A note to our pros about Coronavirus (COVID-19). Learn More

Disaster Preparedness

How to Ensure Employee Safety During an Earthquake

Usually, you’ll have little to no warning that an earthquake is going to hit. Here’s a look at how you should react once the shaking begins, whether you’re in the office, on the job or at home. 

If you’re inside: Drop, cover and hold on.

  • Move as little as possible. Most injuries during an earthquake occur because people try to move around, the Red Cross says. 
  • Protect your upper body, including your head. 
  • If you’re inside, make sure you stay there until the shaking stops and you’re sure it’s safe to leave. 
  • If you’re in bed when the earthquake hits, stay there. Curl up, hold on and cover your head.
  • If you have to leave your building, make sure to use the stairs instead of the elevators. This is because aftershocks, power outages and other damage can cause injury. 
  • If you notice the smell of gas, leave the area and move as far away as possible.
  • Before you leave the building, make sure there isn’t any debris that could fall on you. 
  • Oftentimes, smoke alarms and sprinkler systems go off in a building during an earthquake, even if there isn’t a fire. Stay alert. 

If you’re outside: Stay away from buildings, power lines, trees and streetlights. 

  • Find a clear spot where you can drop to the ground and stay until the shaking stops.
  • If you’re driving, pull over to a clear location. Stop the car. 
  • Stay away from bridges, overpasses and power lines if possible.
  • Remain in your car with your seatbelt on until the earthquake stops.
  • If a power line falls on your car, don’t try to leave the vehicle. Wait for help.
  • If you are in a mountainous area, or if there are unstable slopes or cliffs nearby, make sure to keep an eye out for falling rocks, landslides and other debris.
  • After the earthquake has stopped, drive on carefully. Make sure to avoid bridges and ramps that the shaking may have damaged.

Following an earthquake, expect potential aftershocks, landslides or a tsunami.

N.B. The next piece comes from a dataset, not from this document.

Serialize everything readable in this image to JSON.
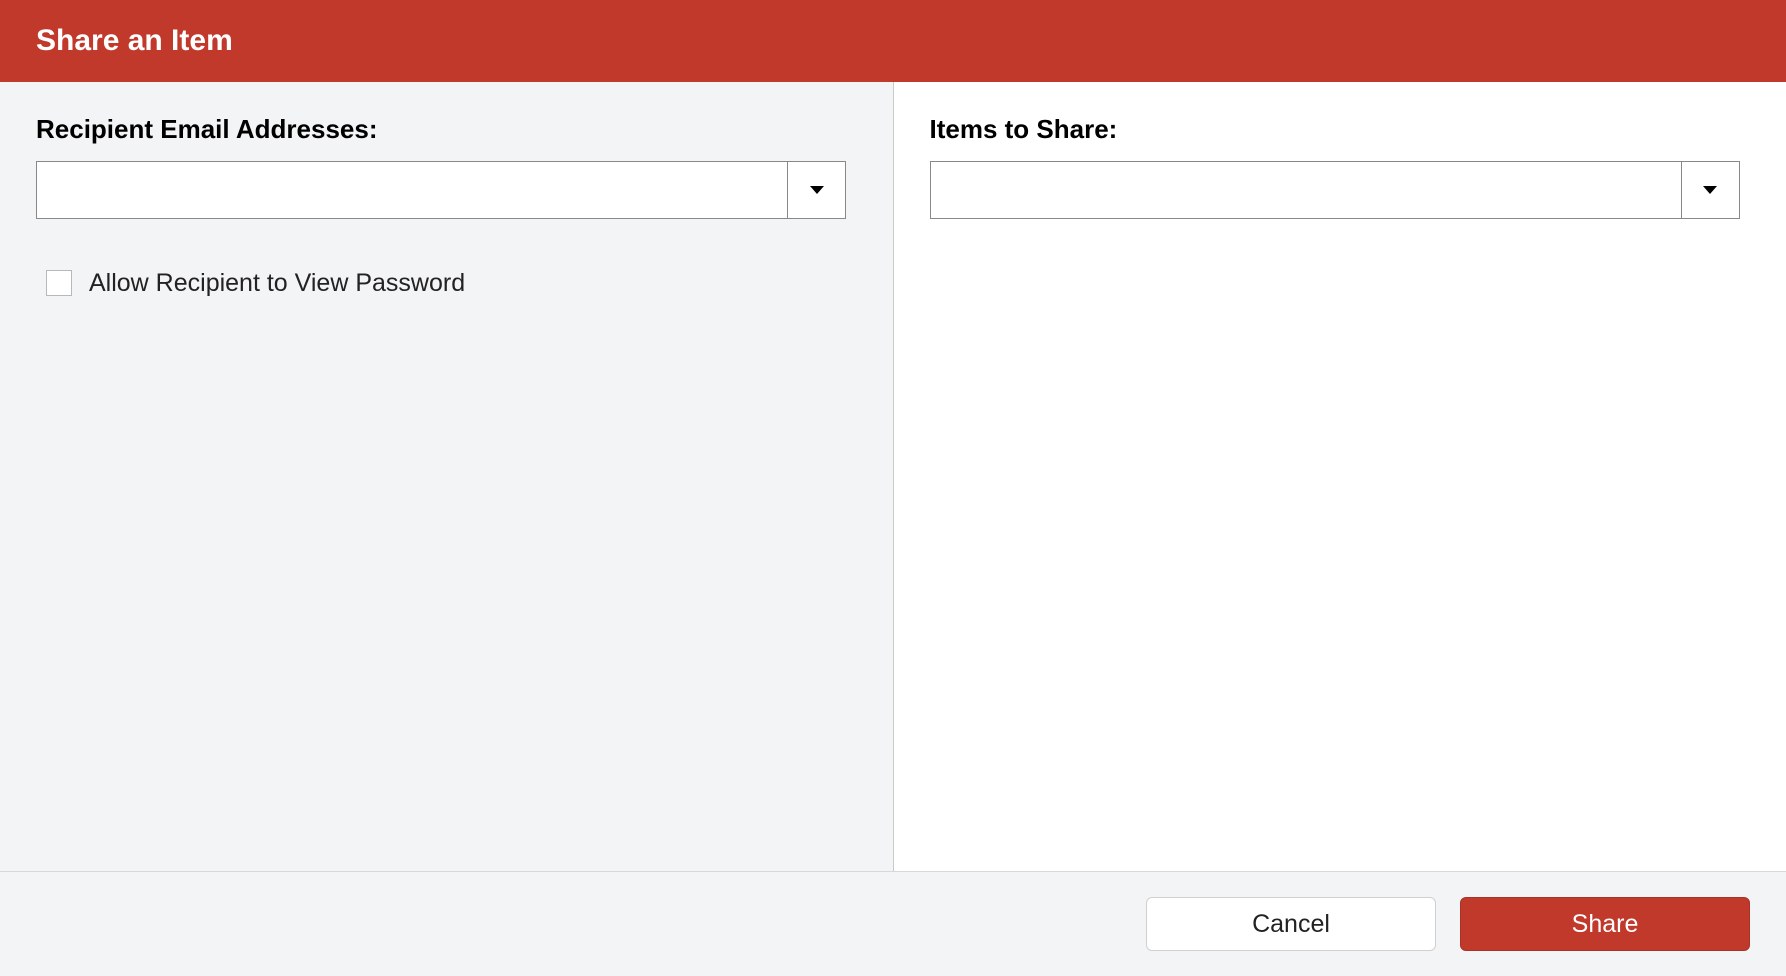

  • If you’re at work when the earthquake hits, the Red Cross says you should only return to your home when authorities say it’s safe to do so, and vice versa.
  • Check yourself for injuries and get any first aid that you need before you help anyone else. 
  • Look for and extinguish small fires, the most common hazard after an earthquake.
  • If you feel an aftershock, make sure to drop, cover and hold on. Aftershocks can occur minutes, days, weeks or even months after an earthquake.

Related Resources